■ WHAT IS REQUIRED: Output the records in full, exactly as given.

(Recorded data)
+ + + + + + +
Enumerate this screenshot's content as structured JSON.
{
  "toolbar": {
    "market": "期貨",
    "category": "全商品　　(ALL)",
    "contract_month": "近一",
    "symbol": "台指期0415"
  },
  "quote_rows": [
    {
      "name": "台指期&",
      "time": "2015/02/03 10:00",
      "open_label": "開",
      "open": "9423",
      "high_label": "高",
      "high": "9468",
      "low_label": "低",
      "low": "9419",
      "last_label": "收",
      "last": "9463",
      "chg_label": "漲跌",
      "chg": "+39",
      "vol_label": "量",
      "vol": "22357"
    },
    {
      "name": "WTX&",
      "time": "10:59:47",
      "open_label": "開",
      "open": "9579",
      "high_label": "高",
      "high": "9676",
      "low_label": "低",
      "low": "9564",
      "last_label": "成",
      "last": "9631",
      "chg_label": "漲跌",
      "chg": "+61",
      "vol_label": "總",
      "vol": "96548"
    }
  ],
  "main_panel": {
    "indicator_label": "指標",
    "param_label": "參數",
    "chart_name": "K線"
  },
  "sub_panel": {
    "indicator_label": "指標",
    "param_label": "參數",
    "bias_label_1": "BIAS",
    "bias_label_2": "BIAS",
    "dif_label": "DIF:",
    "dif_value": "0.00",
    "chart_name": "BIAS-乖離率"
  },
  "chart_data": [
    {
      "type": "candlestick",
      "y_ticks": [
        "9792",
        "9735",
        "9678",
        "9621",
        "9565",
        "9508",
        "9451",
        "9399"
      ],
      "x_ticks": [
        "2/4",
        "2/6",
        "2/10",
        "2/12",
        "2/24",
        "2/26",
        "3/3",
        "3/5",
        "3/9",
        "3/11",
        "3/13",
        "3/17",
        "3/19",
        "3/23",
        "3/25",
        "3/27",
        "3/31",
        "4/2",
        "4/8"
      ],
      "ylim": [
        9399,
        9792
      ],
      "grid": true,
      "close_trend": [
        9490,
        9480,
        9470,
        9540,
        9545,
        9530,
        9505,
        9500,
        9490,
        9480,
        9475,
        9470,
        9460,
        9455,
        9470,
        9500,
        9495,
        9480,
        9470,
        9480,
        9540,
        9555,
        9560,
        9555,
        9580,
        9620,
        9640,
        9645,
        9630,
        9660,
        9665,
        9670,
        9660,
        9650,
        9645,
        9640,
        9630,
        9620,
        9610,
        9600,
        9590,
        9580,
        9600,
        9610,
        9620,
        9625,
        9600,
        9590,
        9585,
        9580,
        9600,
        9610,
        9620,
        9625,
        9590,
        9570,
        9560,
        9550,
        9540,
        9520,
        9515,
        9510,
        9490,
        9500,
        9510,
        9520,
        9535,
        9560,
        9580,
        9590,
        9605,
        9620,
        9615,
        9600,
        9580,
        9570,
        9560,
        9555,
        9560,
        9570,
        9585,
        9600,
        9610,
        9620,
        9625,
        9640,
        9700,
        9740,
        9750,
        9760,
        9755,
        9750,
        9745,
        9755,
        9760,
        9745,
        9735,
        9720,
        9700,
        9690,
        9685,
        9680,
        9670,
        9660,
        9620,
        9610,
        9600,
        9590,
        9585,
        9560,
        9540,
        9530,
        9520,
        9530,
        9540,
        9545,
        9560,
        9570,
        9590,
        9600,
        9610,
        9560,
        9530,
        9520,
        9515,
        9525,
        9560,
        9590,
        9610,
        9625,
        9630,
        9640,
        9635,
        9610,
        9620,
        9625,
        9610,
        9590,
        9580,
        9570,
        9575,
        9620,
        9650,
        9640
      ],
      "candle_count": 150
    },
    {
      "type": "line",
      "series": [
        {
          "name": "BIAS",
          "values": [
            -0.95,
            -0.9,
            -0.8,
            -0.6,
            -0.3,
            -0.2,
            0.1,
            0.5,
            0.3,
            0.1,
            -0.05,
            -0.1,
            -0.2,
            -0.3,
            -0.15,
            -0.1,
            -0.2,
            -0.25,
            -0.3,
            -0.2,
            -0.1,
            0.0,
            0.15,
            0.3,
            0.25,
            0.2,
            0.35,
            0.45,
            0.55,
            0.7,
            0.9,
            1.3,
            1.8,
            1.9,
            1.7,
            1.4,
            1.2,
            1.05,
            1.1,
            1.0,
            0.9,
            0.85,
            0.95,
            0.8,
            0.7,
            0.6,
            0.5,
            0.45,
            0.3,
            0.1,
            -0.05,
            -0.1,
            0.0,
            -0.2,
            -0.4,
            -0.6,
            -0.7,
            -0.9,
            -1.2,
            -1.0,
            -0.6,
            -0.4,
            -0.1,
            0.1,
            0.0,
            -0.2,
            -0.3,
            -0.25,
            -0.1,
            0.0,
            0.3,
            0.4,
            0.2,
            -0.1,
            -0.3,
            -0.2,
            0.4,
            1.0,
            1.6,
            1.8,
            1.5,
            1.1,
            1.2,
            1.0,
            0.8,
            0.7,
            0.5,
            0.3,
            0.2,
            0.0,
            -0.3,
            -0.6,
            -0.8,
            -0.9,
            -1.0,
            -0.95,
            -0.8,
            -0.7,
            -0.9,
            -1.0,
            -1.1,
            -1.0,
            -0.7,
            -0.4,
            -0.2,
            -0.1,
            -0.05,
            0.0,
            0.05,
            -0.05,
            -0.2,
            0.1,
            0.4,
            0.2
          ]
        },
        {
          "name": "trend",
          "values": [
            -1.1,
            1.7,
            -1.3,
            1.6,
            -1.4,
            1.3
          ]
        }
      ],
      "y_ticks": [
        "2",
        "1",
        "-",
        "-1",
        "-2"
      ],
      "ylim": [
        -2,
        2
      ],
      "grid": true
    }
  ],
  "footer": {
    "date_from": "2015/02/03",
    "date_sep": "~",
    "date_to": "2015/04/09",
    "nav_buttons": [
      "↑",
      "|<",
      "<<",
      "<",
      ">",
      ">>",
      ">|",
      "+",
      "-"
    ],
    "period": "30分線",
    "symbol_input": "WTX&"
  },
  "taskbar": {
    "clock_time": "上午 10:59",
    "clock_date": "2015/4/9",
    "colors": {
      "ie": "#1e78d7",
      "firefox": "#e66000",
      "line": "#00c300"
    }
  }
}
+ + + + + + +
■ RESULT BELOW:
Enumerate this screenshot's content as structured JSON.
{
  "toolbar": {
    "market": "期貨",
    "category": "全商品　　(ALL)",
    "contract_month": "近一",
    "symbol": "台指期0415"
  },
  "quote_rows": [
    {
      "name": "台指期&",
      "time": "2015/02/03 10:00",
      "open_label": "開",
      "open": "9423",
      "high_label": "高",
      "high": "9468",
      "low_label": "低",
      "low": "9419",
      "last_label": "收",
      "last": "9463",
      "chg_label": "漲跌",
      "chg": "+39",
      "vol_label": "量",
      "vol": "22357"
    },
    {
      "name": "WTX&",
      "time": "10:59:47",
      "open_label": "開",
      "open": "9579",
      "high_label": "高",
      "high": "9676",
      "low_label": "低",
      "low": "9564",
      "last_label": "成",
      "last": "9631",
      "chg_label": "漲跌",
      "chg": "+61",
      "vol_label": "總",
      "vol": "96548"
    }
  ],
  "main_panel": {
    "indicator_label": "指標",
    "param_label": "參數",
    "chart_name": "K線"
  },
  "sub_panel": {
    "indicator_label": "指標",
    "param_label": "參數",
    "bias_label_1": "BIAS",
    "bias_label_2": "BIAS",
    "dif_label": "DIF:",
    "dif_value": "0.00",
    "chart_name": "BIAS-乖離率"
  },
  "chart_data": [
    {
      "type": "candlestick",
      "y_ticks": [
        "9792",
        "9735",
        "9678",
        "9621",
        "9565",
        "9508",
        "9451",
        "9399"
      ],
      "x_ticks": [
        "2/4",
        "2/6",
        "2/10",
        "2/12",
        "2/24",
        "2/26",
        "3/3",
        "3/5",
        "3/9",
        "3/11",
        "3/13",
        "3/17",
        "3/19",
        "3/23",
        "3/25",
        "3/27",
        "3/31",
        "4/2",
        "4/8"
      ],
      "ylim": [
        9399,
        9792
      ],
      "grid": true,
      "close_trend": [
        9490,
        9480,
        9470,
        9540,
        9545,
        9530,
        9505,
        9500,
        9490,
        9480,
        9475,
        9470,
        9460,
        9455,
        9470,
        9500,
        9495,
        9480,
        9470,
        9480,
        9540,
        9555,
        9560,
        9555,
        9580,
        9620,
        9640,
        9645,
        9630,
        9660,
        9665,
        9670,
        9660,
        9650,
        9645,
        9640,
        9630,
        9620,
        9610,
        9600,
        9590,
        9580,
        9600,
        9610,
        9620,
        9625,
        9600,
        9590,
        9585,
        9580,
        9600,
        9610,
        9620,
        9625,
        9590,
        9570,
        9560,
        9550,
        9540,
        9520,
        9515,
        9510,
        9490,
        9500,
        9510,
        9520,
        9535,
        9560,
        9580,
        9590,
        9605,
        9620,
        9615,
        9600,
        9580,
        9570,
        9560,
        9555,
        9560,
        9570,
        9585,
        9600,
        9610,
        9620,
        9625,
        9640,
        9700,
        9740,
        9750,
        9760,
        9755,
        9750,
        9745,
        9755,
        9760,
        9745,
        9735,
        9720,
        9700,
        9690,
        9685,
        9680,
        9670,
        9660,
        9620,
        9610,
        9600,
        9590,
        9585,
        9560,
        9540,
        9530,
        9520,
        9530,
        9540,
        9545,
        9560,
        9570,
        9590,
        9600,
        9610,
        9560,
        9530,
        9520,
        9515,
        9525,
        9560,
        9590,
        9610,
        9625,
        9630,
        9640,
        9635,
        9610,
        9620,
        9625,
        9610,
        9590,
        9580,
        9570,
        9575,
        9620,
        9650,
        9640
      ],
      "candle_count": 150
    },
    {
      "type": "line",
      "series": [
        {
          "name": "BIAS",
          "values": [
            -0.95,
            -0.9,
            -0.8,
            -0.6,
            -0.3,
            -0.2,
            0.1,
            0.5,
            0.3,
            0.1,
            -0.05,
            -0.1,
            -0.2,
            -0.3,
            -0.15,
            -0.1,
            -0.2,
            -0.25,
            -0.3,
            -0.2,
            -0.1,
            0.0,
            0.15,
            0.3,
            0.25,
            0.2,
            0.35,
            0.45,
            0.55,
            0.7,
            0.9,
            1.3,
            1.8,
            1.9,
            1.7,
            1.4,
            1.2,
            1.05,
            1.1,
            1.0,
            0.9,
            0.85,
            0.95,
            0.8,
            0.7,
            0.6,
            0.5,
            0.45,
            0.3,
            0.1,
            -0.05,
            -0.1,
            0.0,
            -0.2,
            -0.4,
            -0.6,
            -0.7,
            -0.9,
            -1.2,
            -1.0,
            -0.6,
            -0.4,
            -0.1,
            0.1,
            0.0,
            -0.2,
            -0.3,
            -0.25,
            -0.1,
            0.0,
            0.3,
            0.4,
            0.2,
            -0.1,
            -0.3,
            -0.2,
            0.4,
            1.0,
            1.6,
            1.8,
            1.5,
            1.1,
            1.2,
            1.0,
            0.8,
            0.7,
            0.5,
            0.3,
            0.2,
            0.0,
            -0.3,
            -0.6,
            -0.8,
            -0.9,
            -1.0,
            -0.95,
            -0.8,
            -0.7,
            -0.9,
            -1.0,
            -1.1,
            -1.0,
            -0.7,
            -0.4,
            -0.2,
            -0.1,
            -0.05,
            0.0,
            0.05,
            -0.05,
            -0.2,
            0.1,
            0.4,
            0.2
          ]
        },
        {
          "name": "trend",
          "values": [
            -1.1,
            1.7,
            -1.3,
            1.6,
            -1.4,
            1.3
          ]
        }
      ],
      "y_ticks": [
        "2",
        "1",
        "-",
        "-1",
        "-2"
      ],
      "ylim": [
        -2,
        2
      ],
      "grid": true
    }
  ],
  "footer": {
    "date_from": "2015/02/03",
    "date_sep": "~",
    "date_to": "2015/04/09",
    "nav_buttons": [
      "↑",
      "|<",
      "<<",
      "<",
      ">",
      ">>",
      ">|",
      "+",
      "-"
    ],
    "period": "30分線",
    "symbol_input": "WTX&"
  },
  "taskbar": {
    "clock_time": "上午 10:59",
    "clock_date": "2015/4/9",
    "colors": {
      "ie": "#1e78d7",
      "firefox": "#e66000",
      "line": "#00c300"
    }
  }
}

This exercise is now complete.